Carroll County Teacher of the Year, Rachel McCusker teaches music at Piney Ridge Elementary School in Eldersburg.
Carroll County Teacher of the Year, Rachel McCusker teaches music at Piney Ridge Elementary School in Eldersburg. (KEN KOONSSTAFF PHOTO, Baltimore Sun Media Group)

Carroll County's Teacher of the Year was among educators and lawmakers from both parties who spoke at a press conference held by the state's largest teachers' union Thursday to support legislative initiatives seeking to reduce testing for public school students in Maryland.

"I think that testing has a place in the public schools and I don't think that anyone is suggesting that testing go away completely but I think it has snowballed pretty much out of control because we've gotten to where the tests are so high stakes we spend a significant amount of time in classrooms working on test prep, tailoring the way that we teach to the style of the test," said Rachel McCusker, a music teacher at Piney Ridge Elementary School, during an interview Thursday afternoon.

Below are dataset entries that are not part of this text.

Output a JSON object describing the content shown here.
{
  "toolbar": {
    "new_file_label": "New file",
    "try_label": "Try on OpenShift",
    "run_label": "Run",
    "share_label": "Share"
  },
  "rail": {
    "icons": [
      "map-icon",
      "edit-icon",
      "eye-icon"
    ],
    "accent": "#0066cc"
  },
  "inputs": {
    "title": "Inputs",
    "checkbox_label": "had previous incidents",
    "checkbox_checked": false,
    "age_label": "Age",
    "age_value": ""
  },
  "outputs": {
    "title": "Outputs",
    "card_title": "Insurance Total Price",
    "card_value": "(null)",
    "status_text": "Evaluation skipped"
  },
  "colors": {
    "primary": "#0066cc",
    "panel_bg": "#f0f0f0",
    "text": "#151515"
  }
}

"There are a lot of places in the state and across the nation where the push to focus on whatever subjects are involved in high-stakes testing have begun to erode away at other experiences that students have," she said.

McCusker said the amount of testing in schools at the national, state and local level is overwhelming students.

"I can't tell you how many kids are stressed out and they're worried about coming to school," McCusker said. "Our job is to get them engaged in learning so that they want to learn and they want to grow."

One of the measures, sponsored by Del. Eric Leudtke, D-District 14, would limit the amount of time that could be devoted to federal, state and locally mandated tests for each grade to 2 percent of a school year's instruction time.

"It's no secret that we have a real problem in this state, much like the rest of the country, with overtesting our kids in school," said Betty Weller, president of the Maryland State Education Association, adding that too much standardized testing has become a main concern for Maryland voters when it comes to K through 12 education.

A separate bill, sponsored by Del. Haven Shoemaker, R-District 5, would change the statewide kindergarten assessment now administered to measure school readiness to be limited to a random sample of kindergarten students from within each local school system. It also would prevent standardized tests from being administered to prekindergarten students.

Maryland kindergartners are required to take the Kindergarten Readiness Assessment that was rolled out last year to align with the Maryland College and Career-Ready Standards. There is no testing requirement for pre-K students, and the state does not have future plans to test pre-K students, said Maryland State Department of Education spokesman William Reinhard.

"I think it's very vital, especially to these kids at such a young age when they have so much to gain with every minute that they have in the classroom in learning," said Sen. J.B. Jennings, R-Harford County, who serves as Senate minority leader.

Another measure sponsored by Del. Eric Ebersole, D-District 12, would end the state's ability to mandate that districts include PARCC,or Partnership for Assessment of Readiness for College and Careers, scores in teacher and principal evaluations.

"You think testing is too much of a focus for schools now? Just wait until schools have to tell the teachers that their PARCC scores are the basis for whether they get a positive evaluation," said Ebersole, a Howard County teacher whose district includes parts of Howard and Baltimore counties.

McCusker said she has seen momentum building in support of testing reform.

"We're now at the point where teachers and parents and students are saying, 'This is enough – it's too much now,' " McCusker said.

Carroll County Times reporter Lauren Loricchio and the Associated Press contributed to this article.